It carries with it the hopes of every nation. Global leaders will converge on Scotland’s largest city under the banner of “Keeping 1.5 alive” – 1.5 degrees Celsius being the average rise in global temperatures above preindustrial levels that experts say we should not go above to avoid a climate catastrophe.
At current rates, we’re surging past that target and face the prospect of more extreme weather and sea-level rise.
I will be honest with you, I’m genuinely scared by what’s happening. I know I’m not alone in feeling a sense of duty for the people we will never meet, future generations and those who live on the other side of the world.
But more than anything, I feel compelled to do something for those experiencing the worst of the climate emergency, having contributed the least to it.
Like the country of Kiribati, where 100,000 people are battling to stay above the rising Pacific. They might be the first to lose their country entirely to the climate emergency.
The nature of the threat facing Kiribati is perhaps the starkest example of how a country can be punished despite doing so little to contribute to the problem.
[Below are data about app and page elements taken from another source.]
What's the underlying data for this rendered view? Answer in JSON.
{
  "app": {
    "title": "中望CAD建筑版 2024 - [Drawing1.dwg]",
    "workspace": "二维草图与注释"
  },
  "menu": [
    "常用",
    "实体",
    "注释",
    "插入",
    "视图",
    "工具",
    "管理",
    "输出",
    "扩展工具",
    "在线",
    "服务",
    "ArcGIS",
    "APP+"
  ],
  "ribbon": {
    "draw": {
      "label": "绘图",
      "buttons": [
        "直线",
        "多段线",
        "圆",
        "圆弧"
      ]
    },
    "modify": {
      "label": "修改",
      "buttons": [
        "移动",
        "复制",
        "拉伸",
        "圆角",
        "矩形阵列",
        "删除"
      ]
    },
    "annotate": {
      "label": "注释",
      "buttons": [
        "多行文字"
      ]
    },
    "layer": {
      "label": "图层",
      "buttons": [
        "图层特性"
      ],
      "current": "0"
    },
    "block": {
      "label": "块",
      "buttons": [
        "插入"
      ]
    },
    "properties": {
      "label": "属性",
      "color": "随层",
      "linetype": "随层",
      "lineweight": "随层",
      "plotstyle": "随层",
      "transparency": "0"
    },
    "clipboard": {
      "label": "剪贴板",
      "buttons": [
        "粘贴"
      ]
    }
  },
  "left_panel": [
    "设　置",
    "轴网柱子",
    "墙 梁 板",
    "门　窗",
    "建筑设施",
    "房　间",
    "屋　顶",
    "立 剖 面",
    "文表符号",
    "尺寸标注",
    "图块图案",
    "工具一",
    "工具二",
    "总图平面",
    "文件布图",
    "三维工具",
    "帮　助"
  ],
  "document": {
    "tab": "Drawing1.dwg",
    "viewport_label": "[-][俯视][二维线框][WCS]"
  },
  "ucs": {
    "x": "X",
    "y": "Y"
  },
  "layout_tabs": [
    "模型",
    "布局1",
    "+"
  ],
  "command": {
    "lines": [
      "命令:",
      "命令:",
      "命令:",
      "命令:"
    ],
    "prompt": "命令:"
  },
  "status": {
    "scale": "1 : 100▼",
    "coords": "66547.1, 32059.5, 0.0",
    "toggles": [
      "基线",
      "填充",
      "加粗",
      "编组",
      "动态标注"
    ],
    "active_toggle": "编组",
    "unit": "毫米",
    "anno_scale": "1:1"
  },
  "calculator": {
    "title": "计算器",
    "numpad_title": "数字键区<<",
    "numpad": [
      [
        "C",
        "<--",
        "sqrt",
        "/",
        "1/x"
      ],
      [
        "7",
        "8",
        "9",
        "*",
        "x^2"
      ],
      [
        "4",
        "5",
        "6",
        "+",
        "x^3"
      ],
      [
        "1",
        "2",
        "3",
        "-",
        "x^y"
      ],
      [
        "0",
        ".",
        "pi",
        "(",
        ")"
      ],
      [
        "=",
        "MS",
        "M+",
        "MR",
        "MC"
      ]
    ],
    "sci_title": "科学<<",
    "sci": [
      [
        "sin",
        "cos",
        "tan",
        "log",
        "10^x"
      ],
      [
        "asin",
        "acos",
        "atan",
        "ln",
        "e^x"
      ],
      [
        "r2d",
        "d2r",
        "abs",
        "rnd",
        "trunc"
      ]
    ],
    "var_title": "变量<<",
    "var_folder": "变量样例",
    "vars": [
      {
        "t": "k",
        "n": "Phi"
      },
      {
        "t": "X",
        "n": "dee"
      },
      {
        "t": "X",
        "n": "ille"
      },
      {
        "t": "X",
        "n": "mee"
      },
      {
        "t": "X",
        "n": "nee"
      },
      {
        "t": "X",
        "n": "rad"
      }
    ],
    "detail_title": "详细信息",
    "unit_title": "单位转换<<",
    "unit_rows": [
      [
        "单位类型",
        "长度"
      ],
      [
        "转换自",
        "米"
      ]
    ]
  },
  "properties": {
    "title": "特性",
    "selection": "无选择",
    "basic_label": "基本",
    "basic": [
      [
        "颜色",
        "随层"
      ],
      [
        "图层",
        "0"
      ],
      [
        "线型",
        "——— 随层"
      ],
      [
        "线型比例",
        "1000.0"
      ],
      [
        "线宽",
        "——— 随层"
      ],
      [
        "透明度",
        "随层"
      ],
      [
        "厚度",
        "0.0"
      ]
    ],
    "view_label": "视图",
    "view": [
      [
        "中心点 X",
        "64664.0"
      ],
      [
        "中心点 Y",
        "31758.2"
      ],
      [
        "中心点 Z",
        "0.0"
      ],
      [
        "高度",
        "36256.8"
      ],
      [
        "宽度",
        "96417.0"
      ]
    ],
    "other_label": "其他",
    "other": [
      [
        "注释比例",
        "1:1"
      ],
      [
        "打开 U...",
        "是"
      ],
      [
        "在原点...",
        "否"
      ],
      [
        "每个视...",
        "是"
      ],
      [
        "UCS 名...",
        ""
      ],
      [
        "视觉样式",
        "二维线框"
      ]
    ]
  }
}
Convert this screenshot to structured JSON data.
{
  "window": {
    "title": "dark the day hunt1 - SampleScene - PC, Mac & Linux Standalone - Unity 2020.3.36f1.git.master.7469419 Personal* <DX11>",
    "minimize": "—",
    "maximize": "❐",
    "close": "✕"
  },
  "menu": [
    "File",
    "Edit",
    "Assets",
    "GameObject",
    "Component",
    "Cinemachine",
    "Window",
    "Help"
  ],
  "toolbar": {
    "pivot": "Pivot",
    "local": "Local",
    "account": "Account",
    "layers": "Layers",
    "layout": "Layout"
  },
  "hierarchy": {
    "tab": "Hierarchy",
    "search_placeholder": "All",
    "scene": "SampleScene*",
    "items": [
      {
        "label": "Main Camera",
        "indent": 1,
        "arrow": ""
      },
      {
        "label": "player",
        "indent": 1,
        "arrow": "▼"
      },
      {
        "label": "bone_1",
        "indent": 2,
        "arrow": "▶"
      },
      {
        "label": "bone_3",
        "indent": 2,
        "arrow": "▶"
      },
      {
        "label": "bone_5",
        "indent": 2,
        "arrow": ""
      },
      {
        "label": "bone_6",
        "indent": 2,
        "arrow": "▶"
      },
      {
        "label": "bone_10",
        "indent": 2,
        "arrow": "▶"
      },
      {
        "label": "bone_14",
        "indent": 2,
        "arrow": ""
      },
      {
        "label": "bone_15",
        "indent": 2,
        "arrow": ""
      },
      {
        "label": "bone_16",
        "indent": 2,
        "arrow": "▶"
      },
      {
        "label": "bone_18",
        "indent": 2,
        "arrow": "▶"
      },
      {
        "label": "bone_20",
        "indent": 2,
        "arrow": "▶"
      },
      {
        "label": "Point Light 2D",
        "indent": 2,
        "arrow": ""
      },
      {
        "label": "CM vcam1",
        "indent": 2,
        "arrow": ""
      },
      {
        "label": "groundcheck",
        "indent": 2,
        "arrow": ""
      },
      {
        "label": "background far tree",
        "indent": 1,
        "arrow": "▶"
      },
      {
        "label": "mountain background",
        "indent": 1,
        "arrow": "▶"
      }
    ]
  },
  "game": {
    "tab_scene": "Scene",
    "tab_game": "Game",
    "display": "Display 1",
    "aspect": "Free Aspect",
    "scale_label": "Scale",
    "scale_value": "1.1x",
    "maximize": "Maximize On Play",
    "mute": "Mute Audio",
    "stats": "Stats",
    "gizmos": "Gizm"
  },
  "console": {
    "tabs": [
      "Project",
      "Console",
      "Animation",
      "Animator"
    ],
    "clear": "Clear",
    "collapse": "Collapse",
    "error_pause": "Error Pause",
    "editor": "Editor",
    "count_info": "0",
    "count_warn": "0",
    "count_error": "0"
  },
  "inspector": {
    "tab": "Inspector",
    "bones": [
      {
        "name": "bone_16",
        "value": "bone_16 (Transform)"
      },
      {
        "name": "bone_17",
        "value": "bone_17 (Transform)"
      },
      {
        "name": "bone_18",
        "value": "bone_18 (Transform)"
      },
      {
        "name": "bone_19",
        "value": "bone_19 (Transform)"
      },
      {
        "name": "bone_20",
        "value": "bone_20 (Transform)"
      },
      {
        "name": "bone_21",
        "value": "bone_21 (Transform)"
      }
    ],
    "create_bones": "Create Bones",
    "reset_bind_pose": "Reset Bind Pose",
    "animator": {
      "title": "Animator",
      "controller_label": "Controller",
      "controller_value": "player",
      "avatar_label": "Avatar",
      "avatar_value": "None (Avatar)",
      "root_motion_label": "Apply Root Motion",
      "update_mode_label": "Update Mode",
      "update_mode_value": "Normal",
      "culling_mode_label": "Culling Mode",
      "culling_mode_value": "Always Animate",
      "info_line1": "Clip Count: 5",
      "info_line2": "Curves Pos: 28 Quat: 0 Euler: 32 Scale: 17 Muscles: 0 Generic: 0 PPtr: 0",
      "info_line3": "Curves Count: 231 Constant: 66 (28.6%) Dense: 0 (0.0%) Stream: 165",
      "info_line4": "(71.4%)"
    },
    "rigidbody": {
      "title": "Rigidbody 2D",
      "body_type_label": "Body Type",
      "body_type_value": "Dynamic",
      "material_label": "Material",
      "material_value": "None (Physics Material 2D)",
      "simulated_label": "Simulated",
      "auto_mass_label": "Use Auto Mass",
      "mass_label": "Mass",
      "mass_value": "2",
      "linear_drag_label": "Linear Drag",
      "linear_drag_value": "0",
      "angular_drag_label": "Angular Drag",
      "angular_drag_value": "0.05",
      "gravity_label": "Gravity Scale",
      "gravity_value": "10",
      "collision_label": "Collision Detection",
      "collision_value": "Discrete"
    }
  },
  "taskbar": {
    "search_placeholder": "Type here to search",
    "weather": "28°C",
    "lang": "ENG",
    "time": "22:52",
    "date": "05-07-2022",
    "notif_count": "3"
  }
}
People from the Pacific to Greenland have every right to ask so much more of developed, industrialised countries like ours.
Last month, the UN’s High Commissioner for Human Rights Michelle Bachelet, called the “triple planetary threats” of climate change, pollution and nature loss “the single greatest challenge to human rights of our era”. He’s not exaggerating.
The World Bank recently estimated that 216 million people could be displaced from their homes by 2050 because of climate change if we don’t act now.
The Scottish government has just admitted its climate targets are in jeopardy. That’s more than embarrassing for the host nation. It has finally admitted that aviation alone will need to fall by a third if we’re to come close. Don’t get me wrong, that’s a bold statement. But it’s just that, a statement. Because the very same Scottish government holds a contract with the single biggest polluter in the entire UK – Heathrow Airport.
The SNP talk the language of environmentalism but their economic policy is predicated on maximum extraction of fossil fuels from the North Sea and 75,000 extra flights between Scotland and London by 2040.
So I’m calling on the First Minister to rip up that contract in support of a third Heathrow runway and do it before COP26. Because unless she does, I can’t take her commitment to the climate emergency seriously, and neither should the watching world.
It’s vital that we don’t lose sight of why the world is descending on Glasgow. It’s rare for Scotland to find itself in the spotlight like this. History could regard this as the turning point. The moment the world got real about the crisis literally drowning nations like Kiribati.
That revolution could start in Scotland, right here, right now. So we need to make sure our house is in order and that we set an example of global proportions.
Alex Cole-Hamilton is Scottish Liberal Democrat MSP for Edinburgh Western